* [WHAT TO DO]
Reproduce each entry exactly as written.

* [EXERCISE INPUTS]
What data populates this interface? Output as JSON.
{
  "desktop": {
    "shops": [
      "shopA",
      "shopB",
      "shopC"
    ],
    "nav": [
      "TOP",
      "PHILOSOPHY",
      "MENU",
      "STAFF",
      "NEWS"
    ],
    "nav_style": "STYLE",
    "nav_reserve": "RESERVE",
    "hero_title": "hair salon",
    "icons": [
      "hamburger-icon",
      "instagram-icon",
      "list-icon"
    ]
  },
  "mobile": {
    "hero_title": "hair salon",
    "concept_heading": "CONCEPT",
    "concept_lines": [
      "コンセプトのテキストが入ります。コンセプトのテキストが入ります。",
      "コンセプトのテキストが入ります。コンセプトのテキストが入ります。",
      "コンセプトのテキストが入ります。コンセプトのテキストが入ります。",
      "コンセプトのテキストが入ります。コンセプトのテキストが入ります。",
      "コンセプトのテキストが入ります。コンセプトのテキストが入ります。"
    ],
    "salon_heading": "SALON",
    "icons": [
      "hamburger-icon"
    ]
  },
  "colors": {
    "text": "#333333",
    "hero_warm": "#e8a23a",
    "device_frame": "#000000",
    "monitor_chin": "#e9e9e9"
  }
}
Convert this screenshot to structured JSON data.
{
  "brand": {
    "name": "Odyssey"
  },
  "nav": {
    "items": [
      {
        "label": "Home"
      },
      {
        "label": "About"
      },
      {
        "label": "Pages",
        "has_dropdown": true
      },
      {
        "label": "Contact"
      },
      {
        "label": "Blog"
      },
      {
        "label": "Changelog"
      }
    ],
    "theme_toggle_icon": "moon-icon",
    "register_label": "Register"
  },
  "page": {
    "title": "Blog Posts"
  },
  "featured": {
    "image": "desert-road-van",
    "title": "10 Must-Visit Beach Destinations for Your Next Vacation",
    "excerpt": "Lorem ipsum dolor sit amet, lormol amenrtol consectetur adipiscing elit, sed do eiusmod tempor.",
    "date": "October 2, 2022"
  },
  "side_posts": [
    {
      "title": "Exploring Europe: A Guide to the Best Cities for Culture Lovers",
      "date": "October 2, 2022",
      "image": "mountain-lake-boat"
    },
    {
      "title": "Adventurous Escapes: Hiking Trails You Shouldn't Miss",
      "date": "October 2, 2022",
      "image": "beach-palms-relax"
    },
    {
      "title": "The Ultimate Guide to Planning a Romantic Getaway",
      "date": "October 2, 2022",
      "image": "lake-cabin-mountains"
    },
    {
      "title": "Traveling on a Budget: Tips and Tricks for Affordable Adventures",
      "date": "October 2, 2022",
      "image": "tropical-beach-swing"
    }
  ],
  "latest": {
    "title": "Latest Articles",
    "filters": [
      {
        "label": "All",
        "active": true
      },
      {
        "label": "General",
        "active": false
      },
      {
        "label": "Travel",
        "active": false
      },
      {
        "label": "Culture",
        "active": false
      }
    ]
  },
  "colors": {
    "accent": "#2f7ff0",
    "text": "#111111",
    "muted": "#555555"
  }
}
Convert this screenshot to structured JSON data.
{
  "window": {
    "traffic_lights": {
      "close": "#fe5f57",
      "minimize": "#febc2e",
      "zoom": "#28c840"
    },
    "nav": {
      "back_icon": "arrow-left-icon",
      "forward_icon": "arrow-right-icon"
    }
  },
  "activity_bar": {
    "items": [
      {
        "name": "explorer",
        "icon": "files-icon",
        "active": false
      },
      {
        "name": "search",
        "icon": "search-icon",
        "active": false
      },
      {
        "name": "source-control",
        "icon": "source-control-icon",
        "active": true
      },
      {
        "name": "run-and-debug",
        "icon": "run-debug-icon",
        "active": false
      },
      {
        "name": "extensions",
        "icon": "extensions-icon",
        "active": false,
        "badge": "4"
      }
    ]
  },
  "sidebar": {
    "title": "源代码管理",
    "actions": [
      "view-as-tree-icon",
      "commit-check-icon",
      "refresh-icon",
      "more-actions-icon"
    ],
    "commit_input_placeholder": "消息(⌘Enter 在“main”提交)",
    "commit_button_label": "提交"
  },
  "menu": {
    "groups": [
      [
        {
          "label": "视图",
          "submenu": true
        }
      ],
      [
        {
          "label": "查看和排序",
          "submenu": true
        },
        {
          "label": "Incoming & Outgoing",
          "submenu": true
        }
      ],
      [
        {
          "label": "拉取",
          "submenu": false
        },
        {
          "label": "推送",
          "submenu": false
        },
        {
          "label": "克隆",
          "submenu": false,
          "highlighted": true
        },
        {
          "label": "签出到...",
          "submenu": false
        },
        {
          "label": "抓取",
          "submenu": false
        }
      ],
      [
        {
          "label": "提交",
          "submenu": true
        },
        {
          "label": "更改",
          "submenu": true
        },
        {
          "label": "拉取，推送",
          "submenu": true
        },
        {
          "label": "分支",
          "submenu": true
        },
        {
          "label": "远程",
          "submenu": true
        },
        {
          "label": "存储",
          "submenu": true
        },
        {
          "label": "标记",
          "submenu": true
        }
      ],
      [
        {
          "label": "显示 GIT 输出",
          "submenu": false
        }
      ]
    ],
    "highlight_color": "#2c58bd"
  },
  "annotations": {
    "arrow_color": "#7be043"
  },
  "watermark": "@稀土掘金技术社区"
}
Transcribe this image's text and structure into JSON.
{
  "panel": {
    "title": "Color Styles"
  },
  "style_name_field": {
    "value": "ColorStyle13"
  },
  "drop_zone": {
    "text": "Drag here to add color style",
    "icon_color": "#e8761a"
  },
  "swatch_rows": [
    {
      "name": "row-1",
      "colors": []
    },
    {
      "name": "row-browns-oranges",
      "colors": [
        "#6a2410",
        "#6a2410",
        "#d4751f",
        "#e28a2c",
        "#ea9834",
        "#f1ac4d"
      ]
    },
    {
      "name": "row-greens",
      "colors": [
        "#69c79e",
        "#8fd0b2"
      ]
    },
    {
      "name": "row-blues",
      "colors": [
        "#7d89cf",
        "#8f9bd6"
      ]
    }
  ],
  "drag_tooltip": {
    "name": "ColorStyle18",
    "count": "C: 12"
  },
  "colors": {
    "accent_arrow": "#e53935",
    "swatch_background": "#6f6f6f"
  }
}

* [SOLUTION FOR THIS TASK]
What data populates this interface? Output as JSON.
{
  "desktop": {
    "shops": [
      "shopA",
      "shopB",
      "shopC"
    ],
    "nav": [
      "TOP",
      "PHILOSOPHY",
      "MENU",
      "STAFF",
      "NEWS"
    ],
    "nav_style": "STYLE",
    "nav_reserve": "RESERVE",
    "hero_title": "hair salon",
    "icons": [
      "hamburger-icon",
      "instagram-icon",
      "list-icon"
    ]
  },
  "mobile": {
    "hero_title": "hair salon",
    "concept_heading": "CONCEPT",
    "concept_lines": [
      "コンセプトのテキストが入ります。コンセプトのテキストが入ります。",
      "コンセプトのテキストが入ります。コンセプトのテキストが入ります。",
      "コンセプトのテキストが入ります。コンセプトのテキストが入ります。",
      "コンセプトのテキストが入ります。コンセプトのテキストが入ります。",
      "コンセプトのテキストが入ります。コンセプトのテキストが入ります。"
    ],
    "salon_heading": "SALON",
    "icons": [
      "hamburger-icon"
    ]
  },
  "colors": {
    "text": "#333333",
    "hero_warm": "#e8a23a",
    "device_frame": "#000000",
    "monitor_chin": "#e9e9e9"
  }
}
Convert this screenshot to structured JSON data.
{
  "brand": {
    "name": "Odyssey"
  },
  "nav": {
    "items": [
      {
        "label": "Home"
      },
      {
        "label": "About"
      },
      {
        "label": "Pages",
        "has_dropdown": true
      },
      {
        "label": "Contact"
      },
      {
        "label": "Blog"
      },
      {
        "label": "Changelog"
      }
    ],
    "theme_toggle_icon": "moon-icon",
    "register_label": "Register"
  },
  "page": {
    "title": "Blog Posts"
  },
  "featured": {
    "image": "desert-road-van",
    "title": "10 Must-Visit Beach Destinations for Your Next Vacation",
    "excerpt": "Lorem ipsum dolor sit amet, lormol amenrtol consectetur adipiscing elit, sed do eiusmod tempor.",
    "date": "October 2, 2022"
  },
  "side_posts": [
    {
      "title": "Exploring Europe: A Guide to the Best Cities for Culture Lovers",
      "date": "October 2, 2022",
      "image": "mountain-lake-boat"
    },
    {
      "title": "Adventurous Escapes: Hiking Trails You Shouldn't Miss",
      "date": "October 2, 2022",
      "image": "beach-palms-relax"
    },
    {
      "title": "The Ultimate Guide to Planning a Romantic Getaway",
      "date": "October 2, 2022",
      "image": "lake-cabin-mountains"
    },
    {
      "title": "Traveling on a Budget: Tips and Tricks for Affordable Adventures",
      "date": "October 2, 2022",
      "image": "tropical-beach-swing"
    }
  ],
  "latest": {
    "title": "Latest Articles",
    "filters": [
      {
        "label": "All",
        "active": true
      },
      {
        "label": "General",
        "active": false
      },
      {
        "label": "Travel",
        "active": false
      },
      {
        "label": "Culture",
        "active": false
      }
    ]
  },
  "colors": {
    "accent": "#2f7ff0",
    "text": "#111111",
    "muted": "#555555"
  }
}
Convert this screenshot to structured JSON data.
{
  "window": {
    "traffic_lights": {
      "close": "#fe5f57",
      "minimize": "#febc2e",
      "zoom": "#28c840"
    },
    "nav": {
      "back_icon": "arrow-left-icon",
      "forward_icon": "arrow-right-icon"
    }
  },
  "activity_bar": {
    "items": [
      {
        "name": "explorer",
        "icon": "files-icon",
        "active": false
      },
      {
        "name": "search",
        "icon": "search-icon",
        "active": false
      },
      {
        "name": "source-control",
        "icon": "source-control-icon",
        "active": true
      },
      {
        "name": "run-and-debug",
        "icon": "run-debug-icon",
        "active": false
      },
      {
        "name": "extensions",
        "icon": "extensions-icon",
        "active": false,
        "badge": "4"
      }
    ]
  },
  "sidebar": {
    "title": "源代码管理",
    "actions": [
      "view-as-tree-icon",
      "commit-check-icon",
      "refresh-icon",
      "more-actions-icon"
    ],
    "commit_input_placeholder": "消息(⌘Enter 在“main”提交)",
    "commit_button_label": "提交"
  },
  "menu": {
    "groups": [
      [
        {
          "label": "视图",
          "submenu": true
        }
      ],
      [
        {
          "label": "查看和排序",
          "submenu": true
        },
        {
          "label": "Incoming & Outgoing",
          "submenu": true
        }
      ],
      [
        {
          "label": "拉取",
          "submenu": false
        },
        {
          "label": "推送",
          "submenu": false
        },
        {
          "label": "克隆",
          "submenu": false,
          "highlighted": true
        },
        {
          "label": "签出到...",
          "submenu": false
        },
        {
          "label": "抓取",
          "submenu": false
        }
      ],
      [
        {
          "label": "提交",
          "submenu": true
        },
        {
          "label": "更改",
          "submenu": true
        },
        {
          "label": "拉取，推送",
          "submenu": true
        },
        {
          "label": "分支",
          "submenu": true
        },
        {
          "label": "远程",
          "submenu": true
        },
        {
          "label": "存储",
          "submenu": true
        },
        {
          "label": "标记",
          "submenu": true
        }
      ],
      [
        {
          "label": "显示 GIT 输出",
          "submenu": false
        }
      ]
    ],
    "highlight_color": "#2c58bd"
  },
  "annotations": {
    "arrow_color": "#7be043"
  },
  "watermark": "@稀土掘金技术社区"
}
Transcribe this image's text and structure into JSON.
{
  "panel": {
    "title": "Color Styles"
  },
  "style_name_field": {
    "value": "ColorStyle13"
  },
  "drop_zone": {
    "text": "Drag here to add color style",
    "icon_color": "#e8761a"
  },
  "swatch_rows": [
    {
      "name": "row-1",
      "colors": []
    },
    {
      "name": "row-browns-oranges",
      "colors": [
        "#6a2410",
        "#6a2410",
        "#d4751f",
        "#e28a2c",
        "#ea9834",
        "#f1ac4d"
      ]
    },
    {
      "name": "row-greens",
      "colors": [
        "#69c79e",
        "#8fd0b2"
      ]
    },
    {
      "name": "row-blues",
      "colors": [
        "#7d89cf",
        "#8f9bd6"
      ]
    }
  ],
  "drag_tooltip": {
    "name": "ColorStyle18",
    "count": "C: 12"
  },
  "colors": {
    "accent_arrow": "#e53935",
    "swatch_background": "#6f6f6f"
  }
}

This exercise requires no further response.